* **TASK DIRECTIONS**
Send back the listing, word for word.

::: DATA FOR PROCESSING :::

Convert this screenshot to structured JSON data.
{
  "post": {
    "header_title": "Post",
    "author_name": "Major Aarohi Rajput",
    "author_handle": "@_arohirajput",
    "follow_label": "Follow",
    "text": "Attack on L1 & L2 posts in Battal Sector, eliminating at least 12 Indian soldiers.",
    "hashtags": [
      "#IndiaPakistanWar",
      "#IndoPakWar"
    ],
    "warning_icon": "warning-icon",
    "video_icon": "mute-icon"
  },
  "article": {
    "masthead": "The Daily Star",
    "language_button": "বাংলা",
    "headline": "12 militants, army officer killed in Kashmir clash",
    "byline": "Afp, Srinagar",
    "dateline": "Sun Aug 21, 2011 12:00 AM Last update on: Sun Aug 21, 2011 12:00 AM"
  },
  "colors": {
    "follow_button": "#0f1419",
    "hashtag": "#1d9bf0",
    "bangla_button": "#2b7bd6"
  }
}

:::

* **WRITTEN ANSWER**
Convert this screenshot to structured JSON data.
{
  "post": {
    "header_title": "Post",
    "author_name": "Major Aarohi Rajput",
    "author_handle": "@_arohirajput",
    "follow_label": "Follow",
    "text": "Attack on L1 & L2 posts in Battal Sector, eliminating at least 12 Indian soldiers.",
    "hashtags": [
      "#IndiaPakistanWar",
      "#IndoPakWar"
    ],
    "warning_icon": "warning-icon",
    "video_icon": "mute-icon"
  },
  "article": {
    "masthead": "The Daily Star",
    "language_button": "বাংলা",
    "headline": "12 militants, army officer killed in Kashmir clash",
    "byline": "Afp, Srinagar",
    "dateline": "Sun Aug 21, 2011 12:00 AM Last update on: Sun Aug 21, 2011 12:00 AM"
  },
  "colors": {
    "follow_button": "#0f1419",
    "hashtag": "#1d9bf0",
    "bangla_button": "#2b7bd6"
  }
}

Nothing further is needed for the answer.